▶ [Exercise requirements]
Each entry must be written out again exactly as it stands.

________________________________________

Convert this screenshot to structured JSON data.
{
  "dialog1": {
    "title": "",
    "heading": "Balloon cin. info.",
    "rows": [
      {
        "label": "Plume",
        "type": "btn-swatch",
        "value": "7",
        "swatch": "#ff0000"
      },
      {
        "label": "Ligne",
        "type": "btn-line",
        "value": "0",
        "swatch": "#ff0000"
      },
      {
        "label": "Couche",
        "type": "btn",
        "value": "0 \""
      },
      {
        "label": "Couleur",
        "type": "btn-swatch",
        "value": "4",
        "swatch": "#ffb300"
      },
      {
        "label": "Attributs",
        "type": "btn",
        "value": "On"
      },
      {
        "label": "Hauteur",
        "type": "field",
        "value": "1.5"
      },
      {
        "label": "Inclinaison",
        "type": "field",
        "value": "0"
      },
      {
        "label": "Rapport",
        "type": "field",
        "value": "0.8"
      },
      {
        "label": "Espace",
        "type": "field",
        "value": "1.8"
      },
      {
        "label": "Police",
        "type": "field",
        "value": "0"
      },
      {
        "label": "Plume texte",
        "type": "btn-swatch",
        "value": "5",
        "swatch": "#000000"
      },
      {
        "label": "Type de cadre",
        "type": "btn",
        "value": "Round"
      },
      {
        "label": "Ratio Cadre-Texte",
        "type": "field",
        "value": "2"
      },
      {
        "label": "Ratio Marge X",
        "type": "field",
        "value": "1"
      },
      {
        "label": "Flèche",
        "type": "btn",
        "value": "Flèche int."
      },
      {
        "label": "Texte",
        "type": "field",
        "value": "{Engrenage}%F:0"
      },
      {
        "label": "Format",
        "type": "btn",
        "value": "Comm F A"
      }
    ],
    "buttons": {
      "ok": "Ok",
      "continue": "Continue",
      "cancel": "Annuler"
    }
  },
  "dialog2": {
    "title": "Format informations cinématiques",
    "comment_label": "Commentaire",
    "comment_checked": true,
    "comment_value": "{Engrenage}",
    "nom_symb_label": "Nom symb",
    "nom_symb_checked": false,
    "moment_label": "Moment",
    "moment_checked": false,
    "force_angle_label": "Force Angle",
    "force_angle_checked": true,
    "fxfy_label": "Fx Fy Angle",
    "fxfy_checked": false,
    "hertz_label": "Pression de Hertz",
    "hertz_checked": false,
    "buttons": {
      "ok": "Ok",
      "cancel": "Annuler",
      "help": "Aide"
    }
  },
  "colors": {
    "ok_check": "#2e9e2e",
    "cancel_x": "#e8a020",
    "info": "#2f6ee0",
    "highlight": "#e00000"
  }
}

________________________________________

▶ [Solved problem]
Convert this screenshot to structured JSON data.
{
  "dialog1": {
    "title": "",
    "heading": "Balloon cin. info.",
    "rows": [
      {
        "label": "Plume",
        "type": "btn-swatch",
        "value": "7",
        "swatch": "#ff0000"
      },
      {
        "label": "Ligne",
        "type": "btn-line",
        "value": "0",
        "swatch": "#ff0000"
      },
      {
        "label": "Couche",
        "type": "btn",
        "value": "0 \""
      },
      {
        "label": "Couleur",
        "type": "btn-swatch",
        "value": "4",
        "swatch": "#ffb300"
      },
      {
        "label": "Attributs",
        "type": "btn",
        "value": "On"
      },
      {
        "label": "Hauteur",
        "type": "field",
        "value": "1.5"
      },
      {
        "label": "Inclinaison",
        "type": "field",
        "value": "0"
      },
      {
        "label": "Rapport",
        "type": "field",
        "value": "0.8"
      },
      {
        "label": "Espace",
        "type": "field",
        "value": "1.8"
      },
      {
        "label": "Police",
        "type": "field",
        "value": "0"
      },
      {
        "label": "Plume texte",
        "type": "btn-swatch",
        "value": "5",
        "swatch": "#000000"
      },
      {
        "label": "Type de cadre",
        "type": "btn",
        "value": "Round"
      },
      {
        "label": "Ratio Cadre-Texte",
        "type": "field",
        "value": "2"
      },
      {
        "label": "Ratio Marge X",
        "type": "field",
        "value": "1"
      },
      {
        "label": "Flèche",
        "type": "btn",
        "value": "Flèche int."
      },
      {
        "label": "Texte",
        "type": "field",
        "value": "{Engrenage}%F:0"
      },
      {
        "label": "Format",
        "type": "btn",
        "value": "Comm F A"
      }
    ],
    "buttons": {
      "ok": "Ok",
      "continue": "Continue",
      "cancel": "Annuler"
    }
  },
  "dialog2": {
    "title": "Format informations cinématiques",
    "comment_label": "Commentaire",
    "comment_checked": true,
    "comment_value": "{Engrenage}",
    "nom_symb_label": "Nom symb",
    "nom_symb_checked": false,
    "moment_label": "Moment",
    "moment_checked": false,
    "force_angle_label": "Force Angle",
    "force_angle_checked": true,
    "fxfy_label": "Fx Fy Angle",
    "fxfy_checked": false,
    "hertz_label": "Pression de Hertz",
    "hertz_checked": false,
    "buttons": {
      "ok": "Ok",
      "cancel": "Annuler",
      "help": "Aide"
    }
  },
  "colors": {
    "ok_check": "#2e9e2e",
    "cancel_x": "#e8a020",
    "info": "#2f6ee0",
    "highlight": "#e00000"
  }
}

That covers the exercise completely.